Music is an integral part of film, adding emotional depth to the experience of watching images on screen, but oceanographers fear ominous music used in documentaries about sharks could hurt efforts to save them.
Researchers at the University of California San Diego found people watching video of sharks with ominous background music had a more negative opinion of the animals than those watching video with an uplifting soundtrack or none at all, according to a study published in the journal PLOS ONE.
In addition to news reports of shark attacks, a lot of information people gain on sharks comes from documentaries, which have gained popularity in recent years as the Discovery Channel’s “Shark Week” has become one of the biggest television events of the year.
Researchers say the fear built by some video clips is similar to that generated in movies using carefully chosen soundtracks.
In many cases, fear is built in horror or thriller films using a leitmotif — a short, recurring musical phrase paired with a character.

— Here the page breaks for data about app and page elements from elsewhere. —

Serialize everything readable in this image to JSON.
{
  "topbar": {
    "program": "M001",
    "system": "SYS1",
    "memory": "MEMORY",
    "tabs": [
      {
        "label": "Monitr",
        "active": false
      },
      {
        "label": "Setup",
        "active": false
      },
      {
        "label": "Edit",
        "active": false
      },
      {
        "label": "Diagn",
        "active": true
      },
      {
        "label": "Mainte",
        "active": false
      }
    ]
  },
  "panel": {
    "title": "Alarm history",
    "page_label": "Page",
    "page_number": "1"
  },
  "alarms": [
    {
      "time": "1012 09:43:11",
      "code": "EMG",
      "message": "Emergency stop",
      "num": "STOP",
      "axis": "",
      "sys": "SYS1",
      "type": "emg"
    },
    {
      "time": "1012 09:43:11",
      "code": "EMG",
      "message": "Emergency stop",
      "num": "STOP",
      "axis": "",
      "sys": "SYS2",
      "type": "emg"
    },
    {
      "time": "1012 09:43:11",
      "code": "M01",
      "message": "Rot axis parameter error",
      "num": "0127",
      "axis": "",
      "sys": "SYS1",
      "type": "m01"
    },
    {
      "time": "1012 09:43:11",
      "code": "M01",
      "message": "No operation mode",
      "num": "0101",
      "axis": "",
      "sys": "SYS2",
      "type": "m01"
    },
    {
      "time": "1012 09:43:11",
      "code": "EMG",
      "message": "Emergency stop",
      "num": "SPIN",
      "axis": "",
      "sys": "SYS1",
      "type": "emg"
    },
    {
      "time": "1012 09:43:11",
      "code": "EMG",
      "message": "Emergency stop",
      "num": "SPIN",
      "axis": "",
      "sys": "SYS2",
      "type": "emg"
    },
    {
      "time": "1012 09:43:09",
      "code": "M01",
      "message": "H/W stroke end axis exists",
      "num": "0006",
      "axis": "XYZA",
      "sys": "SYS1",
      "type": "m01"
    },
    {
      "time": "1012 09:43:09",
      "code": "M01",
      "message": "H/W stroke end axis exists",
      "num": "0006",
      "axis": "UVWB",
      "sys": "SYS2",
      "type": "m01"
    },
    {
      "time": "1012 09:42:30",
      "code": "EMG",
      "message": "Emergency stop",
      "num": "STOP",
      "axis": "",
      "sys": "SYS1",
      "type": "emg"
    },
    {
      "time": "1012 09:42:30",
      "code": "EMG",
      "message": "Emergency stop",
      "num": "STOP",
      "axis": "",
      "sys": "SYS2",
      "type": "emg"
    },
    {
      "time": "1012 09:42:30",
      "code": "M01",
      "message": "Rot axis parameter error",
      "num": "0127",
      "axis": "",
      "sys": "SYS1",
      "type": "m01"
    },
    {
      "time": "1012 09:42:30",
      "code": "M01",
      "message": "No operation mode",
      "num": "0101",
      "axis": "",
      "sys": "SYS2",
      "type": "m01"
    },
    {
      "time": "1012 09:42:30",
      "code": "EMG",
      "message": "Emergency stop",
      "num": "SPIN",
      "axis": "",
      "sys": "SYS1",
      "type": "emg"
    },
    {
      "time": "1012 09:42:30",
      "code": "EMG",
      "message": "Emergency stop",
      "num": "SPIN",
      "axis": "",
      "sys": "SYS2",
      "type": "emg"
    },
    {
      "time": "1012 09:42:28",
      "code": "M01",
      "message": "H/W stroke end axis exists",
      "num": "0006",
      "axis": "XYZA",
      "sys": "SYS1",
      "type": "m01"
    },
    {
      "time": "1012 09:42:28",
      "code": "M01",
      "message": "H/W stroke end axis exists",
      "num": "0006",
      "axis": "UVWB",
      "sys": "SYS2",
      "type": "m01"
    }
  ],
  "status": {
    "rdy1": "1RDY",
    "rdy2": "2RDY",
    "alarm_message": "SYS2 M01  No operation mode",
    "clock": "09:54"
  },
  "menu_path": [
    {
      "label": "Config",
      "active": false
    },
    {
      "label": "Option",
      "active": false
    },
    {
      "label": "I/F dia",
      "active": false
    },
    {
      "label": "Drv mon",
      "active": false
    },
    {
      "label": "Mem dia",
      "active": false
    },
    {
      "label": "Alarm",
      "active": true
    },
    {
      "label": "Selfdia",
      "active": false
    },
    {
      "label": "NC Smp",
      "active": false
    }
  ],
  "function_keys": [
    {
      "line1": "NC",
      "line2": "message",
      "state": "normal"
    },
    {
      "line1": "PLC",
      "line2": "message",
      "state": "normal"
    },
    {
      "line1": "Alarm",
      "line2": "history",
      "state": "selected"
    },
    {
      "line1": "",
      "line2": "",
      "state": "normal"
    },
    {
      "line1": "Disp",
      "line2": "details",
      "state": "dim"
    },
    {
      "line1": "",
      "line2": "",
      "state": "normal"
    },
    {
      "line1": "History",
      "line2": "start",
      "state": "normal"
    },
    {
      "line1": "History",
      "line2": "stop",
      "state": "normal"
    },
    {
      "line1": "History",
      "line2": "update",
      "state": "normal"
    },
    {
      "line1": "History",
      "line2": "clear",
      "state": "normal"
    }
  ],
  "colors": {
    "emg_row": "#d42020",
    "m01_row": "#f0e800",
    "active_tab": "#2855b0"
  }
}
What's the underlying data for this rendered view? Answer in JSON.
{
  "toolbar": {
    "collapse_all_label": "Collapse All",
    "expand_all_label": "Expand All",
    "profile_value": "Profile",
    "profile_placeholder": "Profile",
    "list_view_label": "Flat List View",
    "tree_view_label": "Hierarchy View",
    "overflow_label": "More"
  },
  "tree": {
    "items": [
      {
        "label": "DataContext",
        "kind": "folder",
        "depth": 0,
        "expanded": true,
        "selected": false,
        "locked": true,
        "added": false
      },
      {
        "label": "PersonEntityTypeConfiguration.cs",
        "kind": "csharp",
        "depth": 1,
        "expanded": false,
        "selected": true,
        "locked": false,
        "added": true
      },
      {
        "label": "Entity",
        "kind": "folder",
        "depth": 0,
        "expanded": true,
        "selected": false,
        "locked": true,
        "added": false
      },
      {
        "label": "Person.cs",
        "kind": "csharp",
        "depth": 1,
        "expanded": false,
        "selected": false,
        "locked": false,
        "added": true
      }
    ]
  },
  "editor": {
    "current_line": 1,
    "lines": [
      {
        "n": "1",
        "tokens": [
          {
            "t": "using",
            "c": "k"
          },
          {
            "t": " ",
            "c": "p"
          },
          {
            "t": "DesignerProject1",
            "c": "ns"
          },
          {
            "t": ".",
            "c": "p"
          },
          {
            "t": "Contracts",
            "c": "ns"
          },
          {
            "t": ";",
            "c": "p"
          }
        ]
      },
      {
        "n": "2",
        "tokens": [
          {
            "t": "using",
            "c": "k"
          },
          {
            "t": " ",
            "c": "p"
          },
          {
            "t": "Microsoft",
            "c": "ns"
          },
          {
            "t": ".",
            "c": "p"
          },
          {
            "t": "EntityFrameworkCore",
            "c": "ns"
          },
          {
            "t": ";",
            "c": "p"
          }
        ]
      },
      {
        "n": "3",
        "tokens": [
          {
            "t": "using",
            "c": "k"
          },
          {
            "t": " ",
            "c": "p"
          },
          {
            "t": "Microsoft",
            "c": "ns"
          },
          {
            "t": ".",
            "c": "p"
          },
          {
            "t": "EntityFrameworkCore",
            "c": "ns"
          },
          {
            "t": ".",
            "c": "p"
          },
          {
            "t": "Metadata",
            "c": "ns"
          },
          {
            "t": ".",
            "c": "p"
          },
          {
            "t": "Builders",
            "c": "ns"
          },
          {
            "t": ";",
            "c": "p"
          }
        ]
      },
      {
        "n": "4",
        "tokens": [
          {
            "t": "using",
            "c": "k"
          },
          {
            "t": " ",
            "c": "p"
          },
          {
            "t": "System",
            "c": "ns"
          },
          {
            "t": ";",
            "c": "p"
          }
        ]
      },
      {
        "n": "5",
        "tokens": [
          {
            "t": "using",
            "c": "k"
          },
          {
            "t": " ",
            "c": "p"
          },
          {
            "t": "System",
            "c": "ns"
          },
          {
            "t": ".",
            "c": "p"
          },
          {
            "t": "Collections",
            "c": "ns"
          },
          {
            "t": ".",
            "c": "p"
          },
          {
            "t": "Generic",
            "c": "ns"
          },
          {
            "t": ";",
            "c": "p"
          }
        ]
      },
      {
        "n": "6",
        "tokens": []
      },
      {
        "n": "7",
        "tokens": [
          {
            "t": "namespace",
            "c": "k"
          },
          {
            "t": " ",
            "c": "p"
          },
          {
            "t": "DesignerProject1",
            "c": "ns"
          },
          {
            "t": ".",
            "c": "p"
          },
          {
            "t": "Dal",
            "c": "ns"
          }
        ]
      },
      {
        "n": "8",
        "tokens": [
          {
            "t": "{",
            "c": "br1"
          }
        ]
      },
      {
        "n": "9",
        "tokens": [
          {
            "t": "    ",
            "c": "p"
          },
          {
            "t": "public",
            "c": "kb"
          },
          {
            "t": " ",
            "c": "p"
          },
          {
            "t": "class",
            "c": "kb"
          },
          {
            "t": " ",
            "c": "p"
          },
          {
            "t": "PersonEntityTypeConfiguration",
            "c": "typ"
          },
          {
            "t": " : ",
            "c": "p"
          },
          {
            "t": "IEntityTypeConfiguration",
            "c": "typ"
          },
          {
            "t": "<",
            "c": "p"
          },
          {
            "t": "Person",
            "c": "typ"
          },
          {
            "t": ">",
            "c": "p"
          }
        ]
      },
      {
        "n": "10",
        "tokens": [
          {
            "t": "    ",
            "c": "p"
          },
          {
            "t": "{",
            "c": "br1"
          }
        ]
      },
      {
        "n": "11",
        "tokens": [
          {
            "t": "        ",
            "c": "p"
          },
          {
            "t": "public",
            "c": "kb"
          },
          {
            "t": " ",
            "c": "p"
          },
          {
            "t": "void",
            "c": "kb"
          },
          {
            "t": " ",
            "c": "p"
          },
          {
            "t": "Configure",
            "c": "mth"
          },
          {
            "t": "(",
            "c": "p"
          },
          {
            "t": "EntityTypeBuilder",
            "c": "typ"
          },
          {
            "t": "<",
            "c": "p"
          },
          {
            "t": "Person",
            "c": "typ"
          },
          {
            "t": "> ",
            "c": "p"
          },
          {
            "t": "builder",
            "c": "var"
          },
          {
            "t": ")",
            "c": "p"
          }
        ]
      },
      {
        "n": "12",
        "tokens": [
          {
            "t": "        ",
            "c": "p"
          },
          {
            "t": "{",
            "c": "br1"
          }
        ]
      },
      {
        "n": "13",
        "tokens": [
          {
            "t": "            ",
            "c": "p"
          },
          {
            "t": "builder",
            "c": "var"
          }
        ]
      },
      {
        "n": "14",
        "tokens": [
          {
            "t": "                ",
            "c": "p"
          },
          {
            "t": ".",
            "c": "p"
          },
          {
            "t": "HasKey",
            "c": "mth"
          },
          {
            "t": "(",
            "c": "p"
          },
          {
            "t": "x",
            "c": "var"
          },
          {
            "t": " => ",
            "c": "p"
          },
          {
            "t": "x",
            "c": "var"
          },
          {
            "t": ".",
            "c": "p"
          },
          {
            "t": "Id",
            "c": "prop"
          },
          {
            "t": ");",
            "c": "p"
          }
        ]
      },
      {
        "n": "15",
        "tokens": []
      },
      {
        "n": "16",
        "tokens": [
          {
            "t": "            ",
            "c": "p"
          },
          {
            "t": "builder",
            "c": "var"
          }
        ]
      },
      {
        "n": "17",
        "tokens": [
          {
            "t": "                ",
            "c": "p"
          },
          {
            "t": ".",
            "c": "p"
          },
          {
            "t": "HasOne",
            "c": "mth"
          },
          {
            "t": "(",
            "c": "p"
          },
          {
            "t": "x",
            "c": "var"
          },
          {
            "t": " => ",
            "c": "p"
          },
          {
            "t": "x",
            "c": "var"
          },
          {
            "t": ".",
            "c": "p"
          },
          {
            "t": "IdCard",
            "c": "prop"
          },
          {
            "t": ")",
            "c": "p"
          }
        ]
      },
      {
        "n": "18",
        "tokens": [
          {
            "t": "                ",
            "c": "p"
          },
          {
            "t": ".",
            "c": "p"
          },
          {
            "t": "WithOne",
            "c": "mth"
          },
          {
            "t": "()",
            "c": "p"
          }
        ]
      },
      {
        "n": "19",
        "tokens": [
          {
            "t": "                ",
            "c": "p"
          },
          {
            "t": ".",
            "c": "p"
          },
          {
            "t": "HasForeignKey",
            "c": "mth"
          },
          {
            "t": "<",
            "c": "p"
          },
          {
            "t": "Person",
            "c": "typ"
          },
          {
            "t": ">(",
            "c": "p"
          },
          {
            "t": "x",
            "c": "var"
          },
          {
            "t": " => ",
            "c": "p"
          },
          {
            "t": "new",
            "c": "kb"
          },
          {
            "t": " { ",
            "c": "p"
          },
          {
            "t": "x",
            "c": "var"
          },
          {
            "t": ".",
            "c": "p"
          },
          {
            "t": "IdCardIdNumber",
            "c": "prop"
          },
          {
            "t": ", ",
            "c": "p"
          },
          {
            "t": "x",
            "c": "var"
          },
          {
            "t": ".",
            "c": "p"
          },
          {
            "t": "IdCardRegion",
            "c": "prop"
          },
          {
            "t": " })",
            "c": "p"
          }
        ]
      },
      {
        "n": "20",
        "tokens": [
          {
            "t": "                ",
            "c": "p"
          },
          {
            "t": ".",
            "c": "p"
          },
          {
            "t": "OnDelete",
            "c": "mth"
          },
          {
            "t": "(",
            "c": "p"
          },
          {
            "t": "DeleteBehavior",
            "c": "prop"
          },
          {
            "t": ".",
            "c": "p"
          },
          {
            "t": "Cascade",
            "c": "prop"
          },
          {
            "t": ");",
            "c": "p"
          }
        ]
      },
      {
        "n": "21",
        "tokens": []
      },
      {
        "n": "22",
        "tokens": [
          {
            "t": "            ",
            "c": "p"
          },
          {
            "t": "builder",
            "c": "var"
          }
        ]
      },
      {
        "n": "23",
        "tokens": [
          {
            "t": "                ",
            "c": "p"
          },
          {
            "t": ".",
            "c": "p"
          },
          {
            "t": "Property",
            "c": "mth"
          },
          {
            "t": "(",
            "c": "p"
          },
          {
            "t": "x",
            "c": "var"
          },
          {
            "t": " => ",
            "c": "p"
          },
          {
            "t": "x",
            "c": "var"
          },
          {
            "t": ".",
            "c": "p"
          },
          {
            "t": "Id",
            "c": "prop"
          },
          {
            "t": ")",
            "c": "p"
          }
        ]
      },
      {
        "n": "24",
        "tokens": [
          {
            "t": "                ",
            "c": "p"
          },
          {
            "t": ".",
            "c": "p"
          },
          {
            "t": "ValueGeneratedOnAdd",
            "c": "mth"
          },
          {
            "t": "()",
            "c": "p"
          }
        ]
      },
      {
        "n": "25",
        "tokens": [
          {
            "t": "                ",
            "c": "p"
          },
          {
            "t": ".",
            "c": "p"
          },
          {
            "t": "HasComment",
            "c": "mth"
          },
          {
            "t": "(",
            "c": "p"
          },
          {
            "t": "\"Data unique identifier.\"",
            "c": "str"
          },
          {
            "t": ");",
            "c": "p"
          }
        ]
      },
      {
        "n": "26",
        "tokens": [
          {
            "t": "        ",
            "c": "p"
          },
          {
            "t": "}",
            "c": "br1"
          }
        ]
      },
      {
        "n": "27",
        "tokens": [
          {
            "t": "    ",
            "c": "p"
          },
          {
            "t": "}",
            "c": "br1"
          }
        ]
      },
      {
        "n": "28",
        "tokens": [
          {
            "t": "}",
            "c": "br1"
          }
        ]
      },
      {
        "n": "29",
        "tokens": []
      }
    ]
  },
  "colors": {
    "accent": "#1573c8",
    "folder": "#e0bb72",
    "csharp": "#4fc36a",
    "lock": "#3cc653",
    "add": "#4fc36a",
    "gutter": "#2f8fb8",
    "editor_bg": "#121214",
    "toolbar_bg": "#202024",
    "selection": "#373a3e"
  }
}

Well known examples of the leitmotif include music played during The Wizard of Oz when the Wicked Witch of the West appears on screen, the “Imperial March” played when Darth Vader appears during Star Wars or the quickening music paired with the great white shark in Jaws.
For the study, researchers recruited 2,181 people online to watch 60-second video of sharks swimming soundtracked by either ominous music, happy music or nothing at all.
Overall, people who saw video of sharks swimming to ominous music had more negative and less positive regard for the animals than those watching the same clips set to uplifiting music or silence.
While the researchers acknowledge they are not sure whether perceptions affected by music would change interest in conservation efforts or other behavior, the study suggests this is possible.
“Given that nature documentaries are often regarded as objective and authoritative sources of information, it is critical that documentary filmmakers and viewers are aware of how the soundtrack can affect the interpretation of the educational content,” Andrew Nosal, a researcher at the Scripps Institution of Oceanography at the University of California San Diego, said in a press release.